a. Jonah is really Israel.
b. The sea is Gentile nations in general.
c. The fish is the Babylonian Captivity.
d. The regurgitation is the return during Ezra’s time.
• The literal-historical approach. This alone is the correct view.
a. The account presents itself as actual history.
b. The Jews and early church believed it to be literal.
c. The author of 2 Kings (14:25) refers to Jonah as a historical person. His hometown is given, along with the name of his father, and the king he served under.
d. Jesus testified to the literal account of Jonah (Mt. 12:38-41; 16:4; Lk. 11:29-32).
3. Jonah is the only biblical prophet who made only one prophecy, and that prophecy was not fulfilled! (Compare 3:4 with 3:10.)
4. He was also the only Old Testament prophet specifically commissioned to be a witness to the Gentiles, as was Paul in the New Testament (Gal. 1:16; 2:2).
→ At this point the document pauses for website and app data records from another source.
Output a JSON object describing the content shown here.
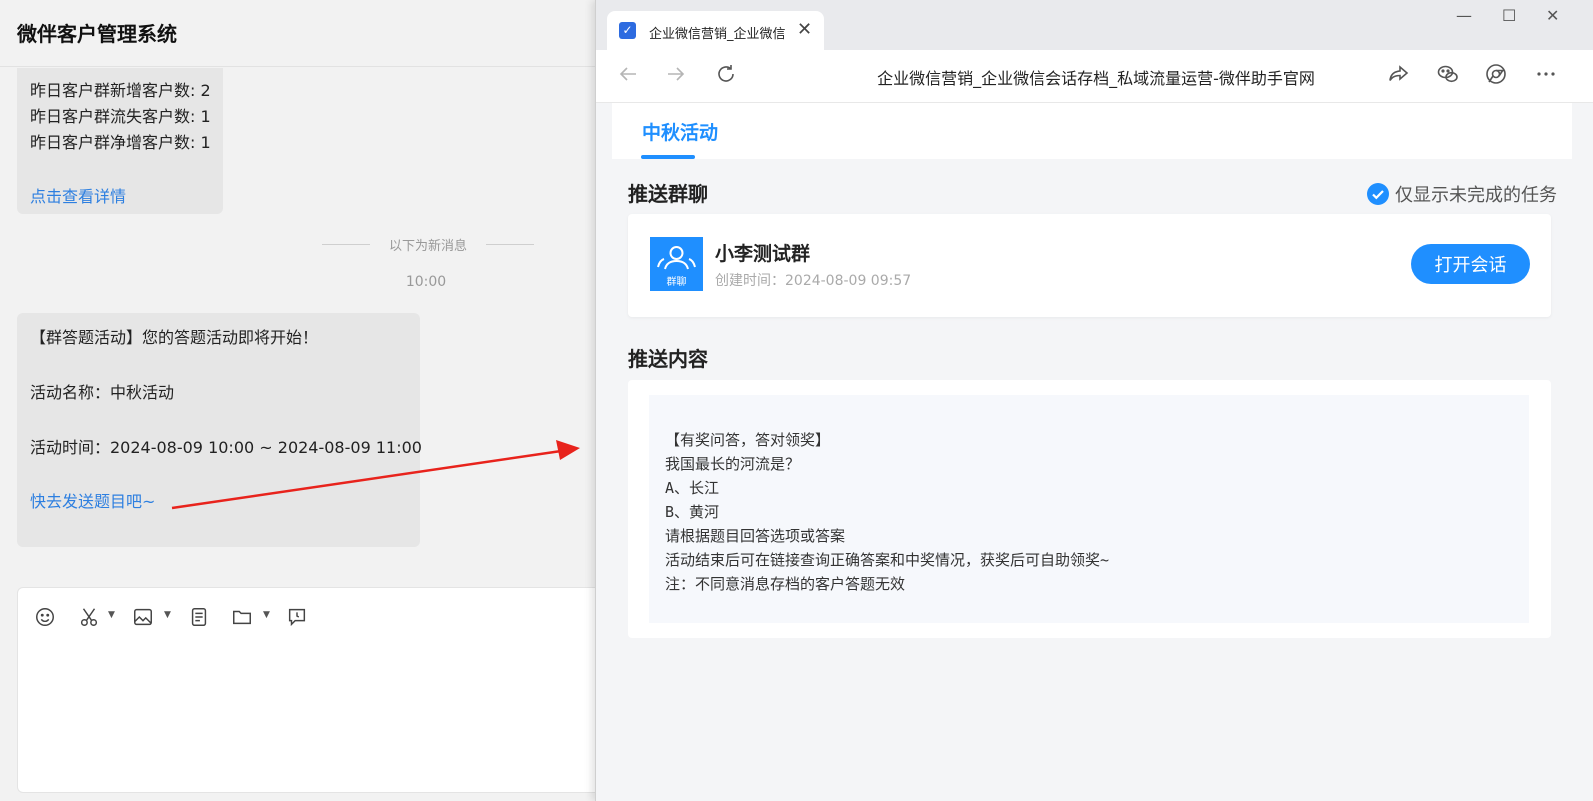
{
  "chat": {
    "app_title": "微伴客户管理系统",
    "bubble1": {
      "lines": [
        "昨日客户群新增客户数: 2",
        "昨日客户群流失客户数: 1",
        "昨日客户群净增客户数: 1"
      ],
      "link": "点击查看详情"
    },
    "system_divider": "以下为新消息",
    "time": "10:00",
    "bubble2": {
      "heading": "【群答题活动】您的答题活动即将开始！",
      "activity_name": "活动名称：中秋活动",
      "activity_time": "活动时间：2024-08-09 10:00 ~ 2024-08-09 11:00",
      "link": "快去发送题目吧~"
    },
    "toolbar_icons": [
      "emoji-icon",
      "scissors-icon",
      "image-icon",
      "document-icon",
      "folder-icon",
      "chat-history-icon"
    ]
  },
  "browser": {
    "tab_title": "企业微信营销_企业微信",
    "tab_close": "✕",
    "window_controls": [
      "—",
      "☐",
      "✕"
    ],
    "address": "企业微信营销_企业微信会话存档_私域流量运营-微伴助手官网",
    "page": {
      "top_tab": "中秋活动",
      "push_group_title": "推送群聊",
      "only_incomplete_label": "仅显示未完成的任务",
      "group": {
        "avatar_label": "群聊",
        "name": "小李测试群",
        "created": "创建时间：2024-08-09 09:57",
        "open_button": "打开会话"
      },
      "push_content_title": "推送内容",
      "content_lines": [
        "【有奖问答，答对领奖】",
        "我国最长的河流是？",
        "A、长江",
        "B、黄河",
        "请根据题目回答选项或答案",
        "活动结束后可在链接查询正确答案和中奖情况，获奖后可自助领奖~",
        "注：不同意消息存档的客户答题无效"
      ]
    }
  },
  "colors": {
    "accent": "#1f8fff",
    "link": "#2d7fe0",
    "annotation_arrow": "#e8231c"
  }
}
5. Jonah was the only biblical prophet to run from his call by God.
6. He was one of four Old Testament prophets whose ministries were referred to by Jesus in the New Testament.
• Jonah (Mt. 12:41)
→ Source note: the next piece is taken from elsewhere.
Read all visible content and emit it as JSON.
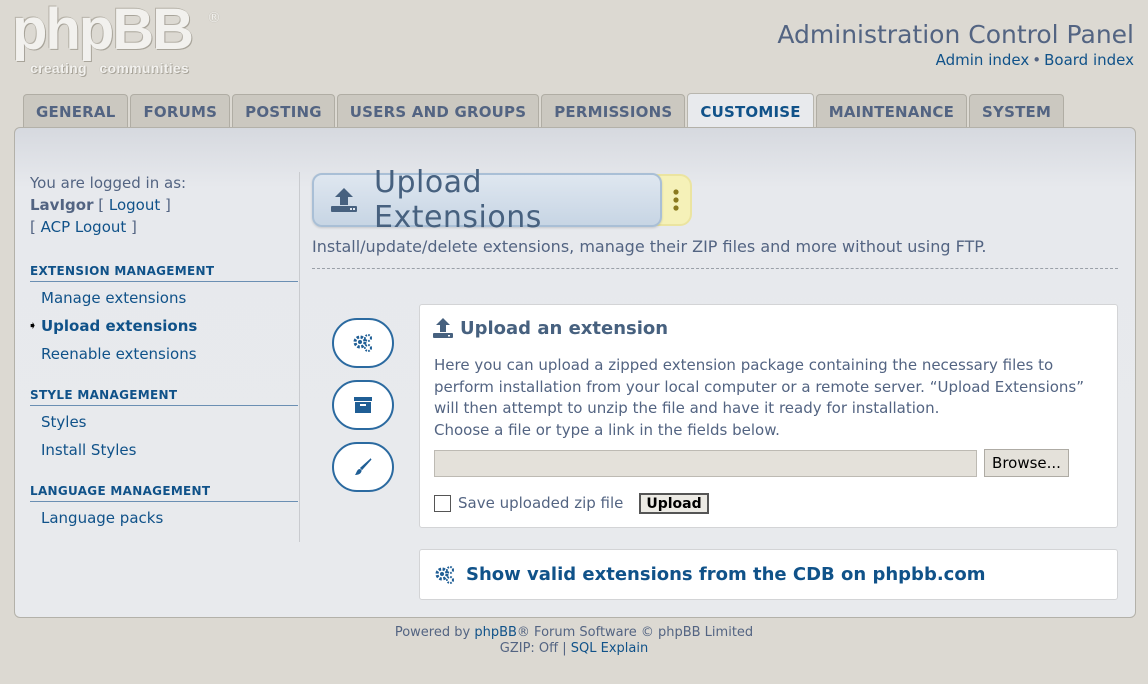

• Elijah (Mt. 17:11, 12)
• Elisha (Lk. 4:27)
• Isaiah (Mt. 15:7)
7. Jonah was from Gath-heper of Zebulun (Josh. 19:13), north of Nazareth in Galilee. Thus, the Pharisees were in error concerning their statement recorded in Jn. 7:52: “Search, and look; for out of Galilee ariseth no prophet.”
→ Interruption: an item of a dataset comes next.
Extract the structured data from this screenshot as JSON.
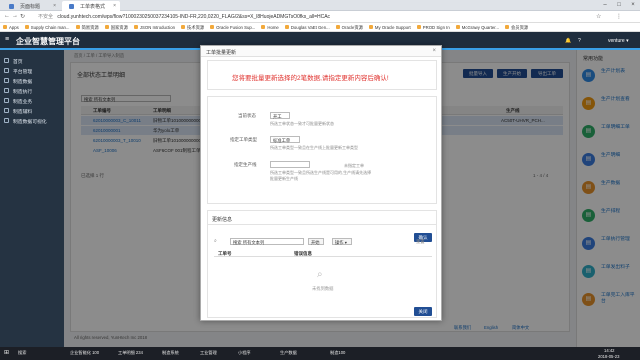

8. Jonah may be compared to Simon Peter on one occasion: In Joppa, God called Jonah, a Hebrew prophet, to minister to the Gentiles. He disobeyed (Jonah 1). In Joppa, God called Peter, a Hebrew apostle, to minister to the Gentiles. He obeyed (Acts 10).
9. Jonah may be compared to John Mark on one occasion: John Mark failed God the first time but was allowed a second chance and succeeded. (See Acts 13:13; 15:36-40; 2 Tim. 4:11.) Jonah failed God the first time, but was allowed a second chance and succeeded (compare 1:2, 3 with 3:1-3).
10. The fourth chapter of Jonah along with 2 Samuel 11 are probably Scripture’s two greatest examples proving the Bible is not a book edited by humans, but rather an unabridged account by God himself.
11. According to Jewish tradition, Jonah was the son of the widow of Zarephath whom Elijah raised from the dead (1 Kings 17:8-24). In keeping with this thought, there are those who believe Jonah died in the fish’s belly and was raised again (see 2:2, 6).
12. Jonah’s testimony inside the fish is really a summary of the entire Bible. In despair he cried out: “Salvation is of the Lord.” (2:9).
13. This book, for its size, records more miracles than any other biblical book, no less than eight in 48 verses, averaging one miracle per each six verses! Note:
• The wind (1:4)
• The calm (1:15)
• The sea creature (1:17)
• The survival in the sea creatures (2:1)
• The release from the sea creature (2:10)
• The gourd (4:6)
• The worm (4:7)
• The east wind (4:8)
14. This book also shows God’s foreign mission program was in existence centuries prior to the Great Commission of Mt. 28:19-20.
15. Jonah is read every year by the Jews on the Day of Atonement – Yom Kippur.
16. Finally, the book of Jonah vividly demonstrates that out of all God’s vast and marvelously created universe, the only speck of matter that can say no to is Creator is man.
• The wind obeyed him (1:4; 4:8)
• The ocean obeyed him (1:11)
• The fish obeyed him (1:17; 2:10)
• The gourd obeyed him (4:6)
• The worm obeyed him (4:7)
Comparison with Other Bible Books
• Both Jonah and Nahum’s ministries involved the same city – Nineveh.
• Jonah preached repentance (God knew the city would turn to Him).
• Nahum preached judgment (God knew the city later would not turn to Him).
• Jonah, like Habakkuk, consists largely of a dialogue between God and the prophet.
Titles for and Types of Jesus
1. The God of Heaven, Sea and Earth (1:9)
2. The God of Salvation (2:9)
3. The God of the Second Chance (3:1)
4. The Forgiving God (3:10)
5. The Gracious and Merciful God (4:2)
6. The Compassionate God (4:10, 11)
THE BIBLE AT A GLANCE
GENESIS - REVELATION
Dr. H. L. Willmington
Founder & Dean, Willmington School of the Bible
Founder & Dean, Liberty Home Bible Institute
Professor, Liberty Baptist Theological Seminary
Copyright © 2007 by Harold L. Willmington. Used by Permission. All Rights Reserved.